Used copies on amazon.com for a penny before shipping. Available in local libraries and bookstores. 180 pages.
SYNOPSIS: "This is a record of hate far more than of love," writes Maurice Bendrix... and it is a strange hate indeed that compels him to set down the retrospective account of his adulterous affair with Sarah Miles—a hate bred of a passion that ultimately lost out to God.[...] At the start he believes he hates Sarah and her husband, Henry. By the end of the book, Bendrix's hatred has shifted to the God he feels has broken his life but whose existence he has at last come to recognize.
For more info, contact Guy Henoumont anytime at[masked] or at [masked] .
Also invited: the New Orleans Book Club meetup group.
ONE AMAZOM CUSTOMER WROTE:

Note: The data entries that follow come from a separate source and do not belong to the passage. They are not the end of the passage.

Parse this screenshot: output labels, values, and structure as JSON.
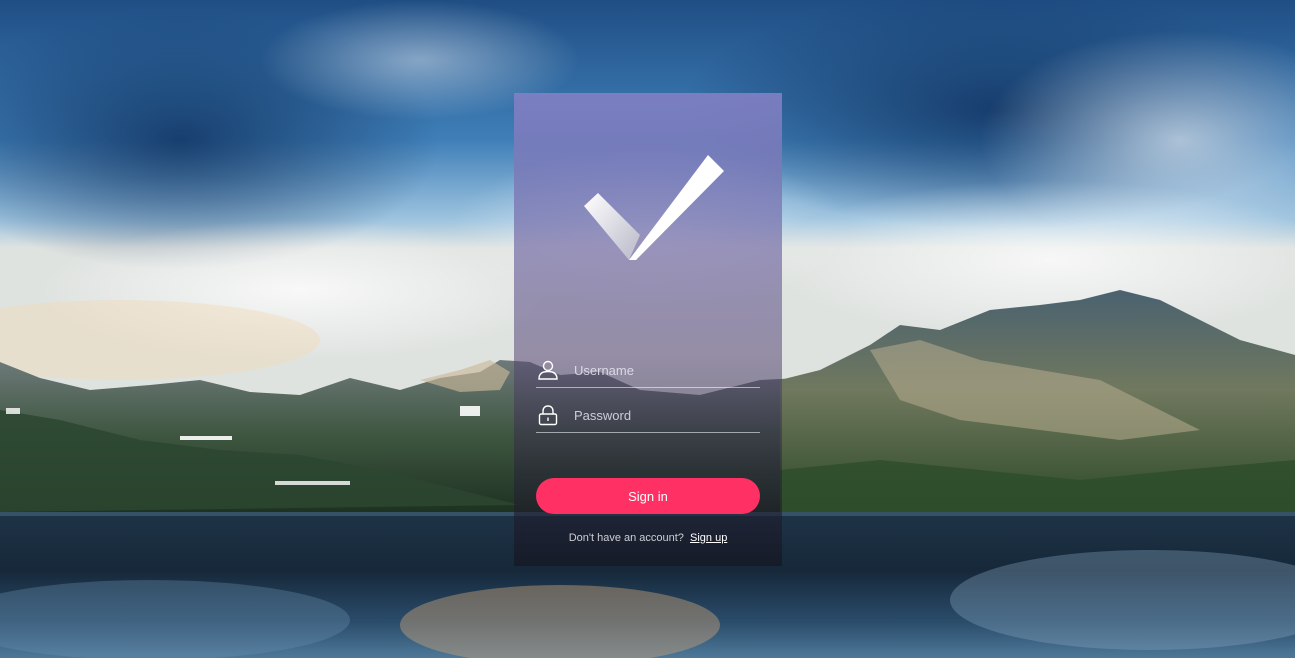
{
  "login": {
    "username_placeholder": "Username",
    "password_placeholder": "Password",
    "signin_label": "Sign in",
    "no_account_text": "Don't have an account?",
    "signup_label": "Sign up"
  },
  "icons": {
    "logo": "checkmark-logo-icon",
    "username": "user-icon",
    "password": "lock-icon"
  },
  "colors": {
    "accent": "#ff3164",
    "card_top": "#8080c4",
    "sky": "#3c7cbc"
  }
}
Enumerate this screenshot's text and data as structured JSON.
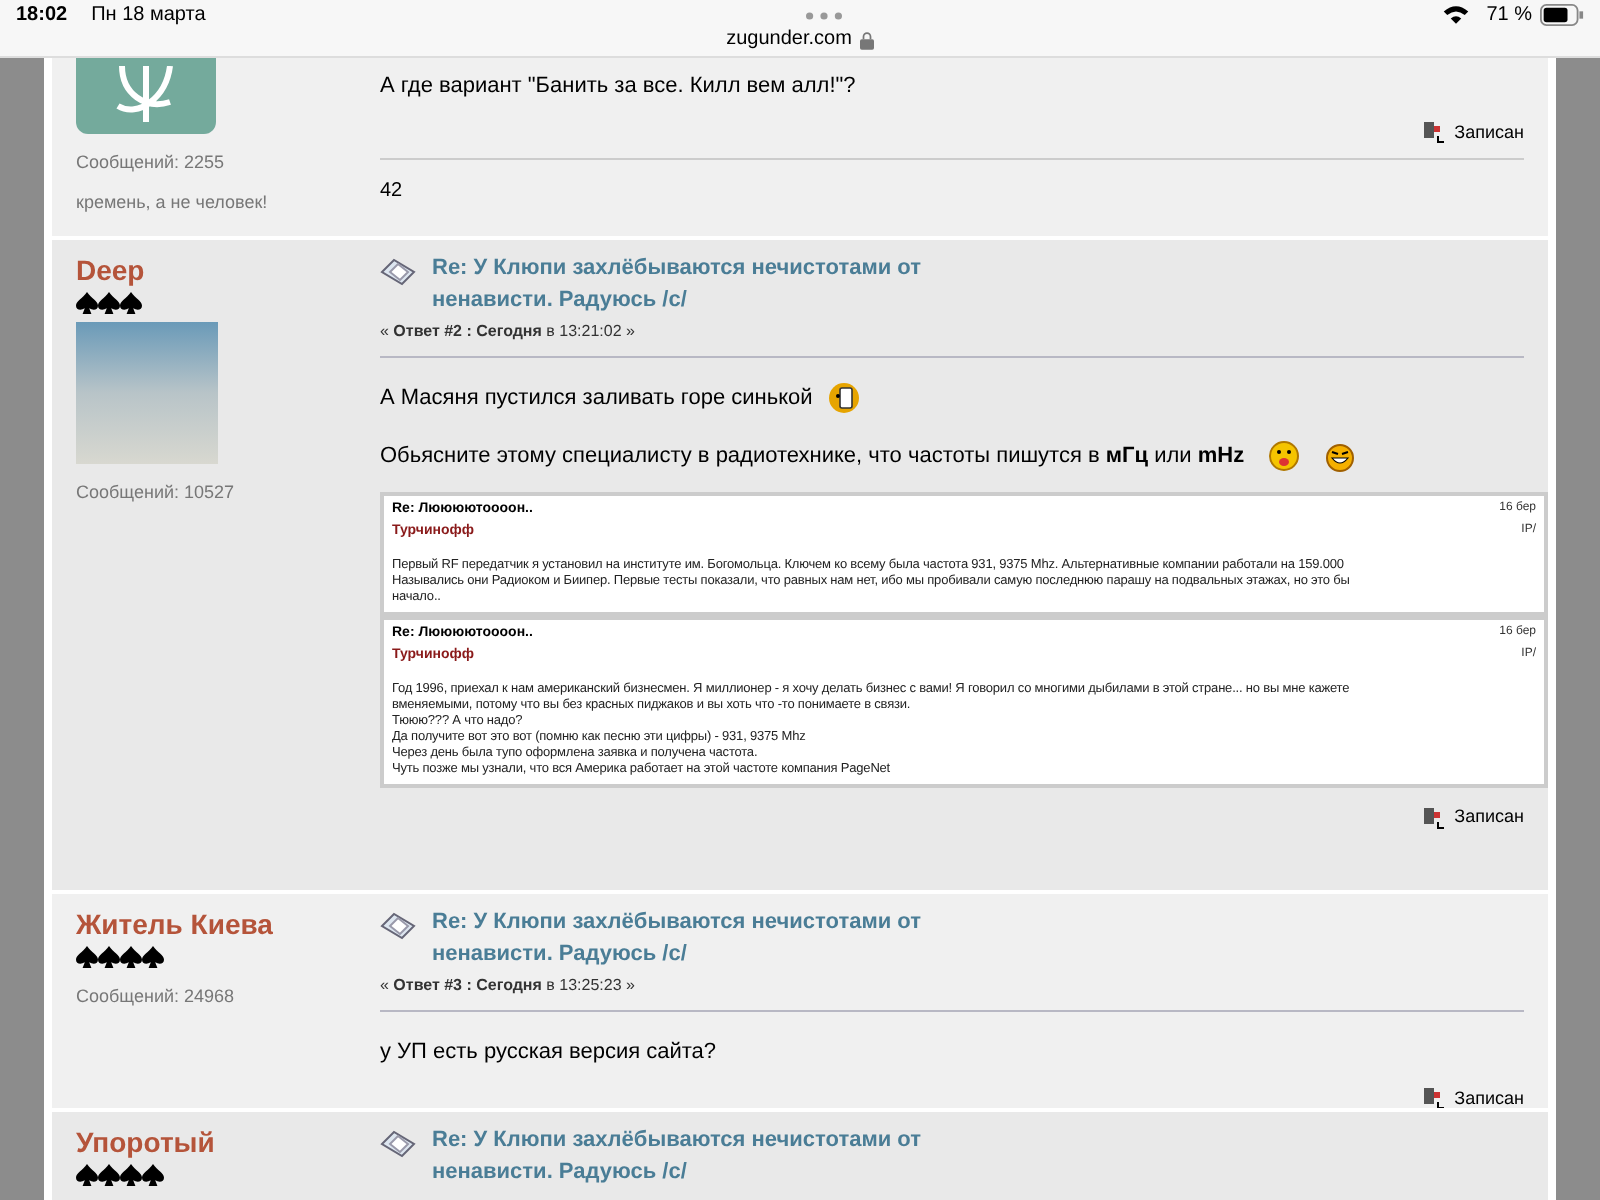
{
  "status_bar": {
    "time": "18:02",
    "date": "Пн 18 марта",
    "battery": "71 %"
  },
  "address_bar": {
    "url": "zugunder.com"
  },
  "posts": [
    {
      "avatar": {
        "kind": "logo"
      },
      "post_count": "Сообщений: 2255",
      "personal_text": "кремень, а не человек!",
      "body": [
        {
          "text": "А где вариант \"Банить за все. Килл вем алл!\"?"
        }
      ],
      "saved": "Записан",
      "signature": "42"
    },
    {
      "author": "Deep",
      "stars": 3,
      "avatar": {
        "kind": "album"
      },
      "post_count": "Сообщений: 10527",
      "title": "Re: У Клюпи захлёбываются нечистотами от ненависти. Радуюсь /с/",
      "reply_info": "« **Ответ #2 : Сегодня** в 13:21:02 »",
      "body": [
        {
          "text": "А Масяня пустился заливать горе синькой",
          "emoticons": [
            {
              "kind": "drinking"
            }
          ]
        },
        {
          "text": "Обьясните этому специалисту в радиотехнике, что частоты пишутся в **мГц** или **mHz**",
          "emoticons": [
            {
              "kind": "tongue"
            },
            {
              "kind": "grin"
            }
          ]
        }
      ],
      "quotes": [
        {
          "title": "Re: Люююютоооон..",
          "author": "Турчинофф",
          "date": "16 бер",
          "ip": "IP/",
          "lines": [
            "Первый RF передатчик я установил на институте им. Богомольца. Ключем ко всему была частота 931, 9375 Mhz. Альтернативные компании работали на 159.000",
            "Назывались они Радиоком и Биипер. Первые тесты показали, что равных нам нет, ибо мы пробивали самую последнюю парашу на подвальных этажах, но это бы",
            "начало.."
          ]
        },
        {
          "title": "Re: Люююютоооон..",
          "author": "Турчинофф",
          "date": "16 бер",
          "ip": "IP/",
          "lines": [
            "Год 1996, приехал к нам американский бизнесмен. Я миллионер - я хочу делать бизнес с вами! Я говорил со многими дыбилами в этой стране... но вы мне кажете",
            "вменяемыми, потому что вы без красных пиджаков и вы хоть что -то понимаете в связи.",
            "Тююю??? А что надо?",
            "Да получите вот это вот (помню как песню эти цифры) - 931, 9375 Mhz",
            "Через день была тупо оформлена заявка и получена частота.",
            "Чуть позже мы узнали, что вся Америка работает на этой частоте компания PageNet"
          ]
        }
      ],
      "saved": "Записан"
    },
    {
      "author": "Житель Киева",
      "stars": 4,
      "post_count": "Сообщений: 24968",
      "title": "Re: У Клюпи захлёбываются нечистотами от ненависти. Радуюсь /с/",
      "reply_info": "« **Ответ #3 : Сегодня** в 13:25:23 »",
      "body": [
        {
          "text": "у УП есть русская версия сайта?"
        }
      ],
      "saved": "Записан"
    },
    {
      "author": "Упоротый",
      "stars": 4,
      "title": "Re: У Клюпи захлёбываются нечистотами от ненависти. Радуюсь /с/"
    }
  ]
}
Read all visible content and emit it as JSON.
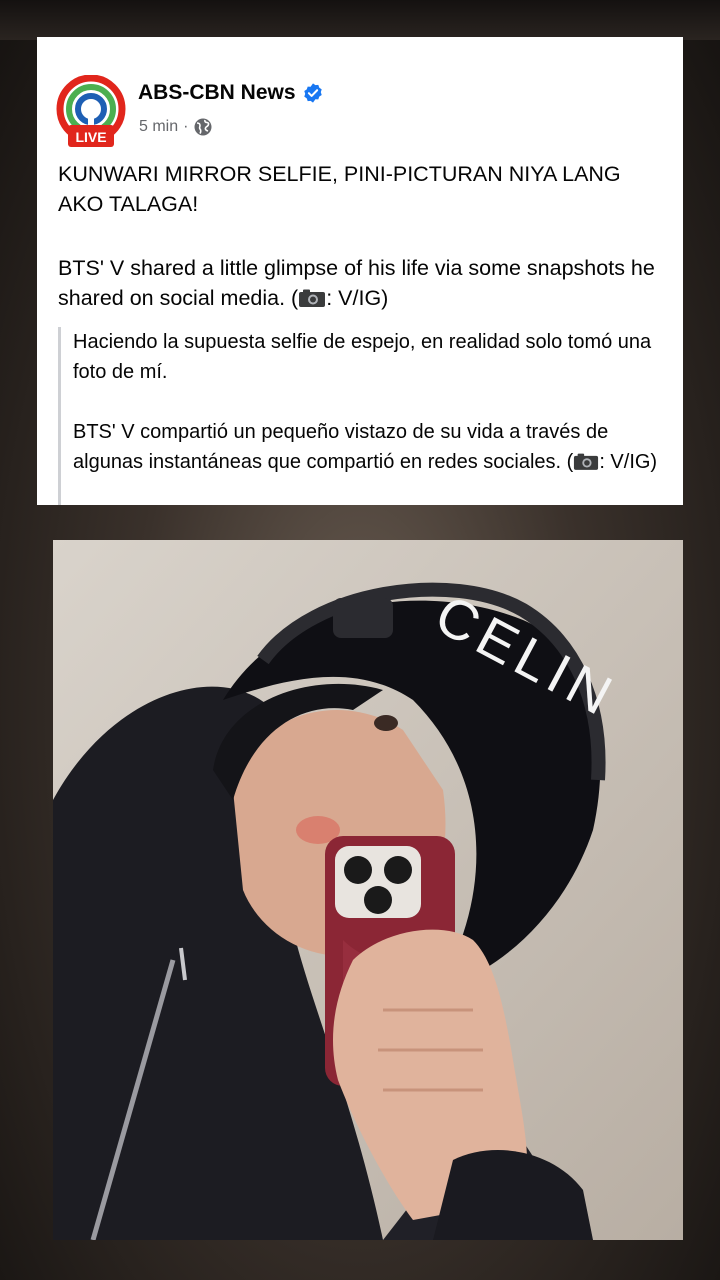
{
  "post": {
    "page_name": "ABS-CBN News",
    "time": "5 min",
    "separator": "·",
    "logo_badge": "LIVE",
    "headline": "KUNWARI MIRROR SELFIE, PINI-PICTURAN NIYA LANG AKO TALAGA!",
    "body_text": "BTS' V shared a little glimpse of his life via some snapshots he shared on social media. (",
    "body_credit": ": V/IG)",
    "translation_line1": "Haciendo la supuesta selfie de espejo, en realidad solo tomó una foto de mí.",
    "translation_line2": "BTS' V compartió un pequeño vistazo de su vida a través de algunas instantáneas que compartió en redes sociales. (",
    "translation_credit": ": V/IG)"
  },
  "photo": {
    "cap_text": "CELIN"
  },
  "colors": {
    "verified_blue": "#1877f2",
    "logo_red": "#e1261c",
    "logo_green": "#4caf50",
    "logo_blue": "#1e5fb4"
  },
  "icons": {
    "verified": "verified-badge-icon",
    "audience": "globe-icon",
    "camera": "camera-icon"
  }
}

Superbly written, well-plotted, realistic, haunting . The story of a woman lost between two men, a husband and a lover, told from the lover's point of view. The plot is dramatic, the characters unwittingly and wittingly involved in one of the most common human stories. Greene's writing style is perfect. There is not a word or an activity wasted, and at the same time the tale is beautifully and compellingly told. This book is an amazing example of the finest literary composition, but it is also fascinating in the acute and at times understated manner in which these three character's psychologies play together to enmesh the hearts of two men and the life of the woman. This is also a spiritual novel, asking questions while at the same time attempting answers. And throughout, there is a strong sense of honesty that one doesn't find in most romantic novels. The characters seem to be real persons, whose lives are not dramatic or dramatized, but related in all their smallness, their dissatisfaction, their quest for understanding, and that inexplicable desire for something more. I was surprised to find that this small book was such a satisfying as well as haunting read. Anyone planning to write fiction, particularly romance (not that silly fluff romance, but something meaningful), should become acquainted with this novel. It tells so much so very well.